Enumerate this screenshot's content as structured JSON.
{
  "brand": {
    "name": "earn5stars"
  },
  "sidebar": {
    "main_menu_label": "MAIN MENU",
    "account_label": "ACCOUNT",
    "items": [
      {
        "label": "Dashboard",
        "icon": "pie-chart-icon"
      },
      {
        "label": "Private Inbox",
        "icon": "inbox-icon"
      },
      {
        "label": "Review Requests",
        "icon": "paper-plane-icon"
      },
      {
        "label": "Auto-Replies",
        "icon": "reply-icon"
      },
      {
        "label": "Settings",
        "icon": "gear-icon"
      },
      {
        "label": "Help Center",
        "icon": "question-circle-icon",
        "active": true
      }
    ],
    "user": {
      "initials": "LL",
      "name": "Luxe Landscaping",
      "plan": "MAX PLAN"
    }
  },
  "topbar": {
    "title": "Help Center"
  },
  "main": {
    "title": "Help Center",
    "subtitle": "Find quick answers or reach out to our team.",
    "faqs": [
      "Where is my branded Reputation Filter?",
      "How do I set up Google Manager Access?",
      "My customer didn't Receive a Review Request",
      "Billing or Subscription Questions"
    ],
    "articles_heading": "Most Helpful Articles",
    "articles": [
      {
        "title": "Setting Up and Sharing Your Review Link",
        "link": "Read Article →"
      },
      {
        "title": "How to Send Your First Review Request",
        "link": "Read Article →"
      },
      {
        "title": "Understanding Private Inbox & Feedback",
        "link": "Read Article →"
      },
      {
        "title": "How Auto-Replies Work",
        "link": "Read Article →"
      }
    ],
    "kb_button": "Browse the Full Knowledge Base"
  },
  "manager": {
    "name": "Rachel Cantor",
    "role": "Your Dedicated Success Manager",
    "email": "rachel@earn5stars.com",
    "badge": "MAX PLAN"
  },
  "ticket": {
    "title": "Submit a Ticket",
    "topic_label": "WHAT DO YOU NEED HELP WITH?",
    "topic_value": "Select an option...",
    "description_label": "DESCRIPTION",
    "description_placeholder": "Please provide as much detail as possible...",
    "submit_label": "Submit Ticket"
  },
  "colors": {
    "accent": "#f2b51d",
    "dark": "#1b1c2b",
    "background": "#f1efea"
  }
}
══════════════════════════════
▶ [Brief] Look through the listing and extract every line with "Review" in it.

▶ [Response area]
        "label": "Review Requests",
      "My customer didn't Receive a Review Request",
        "title": "Setting Up and Sharing Your Review Link",
        "title": "How to Send Your First Review Request",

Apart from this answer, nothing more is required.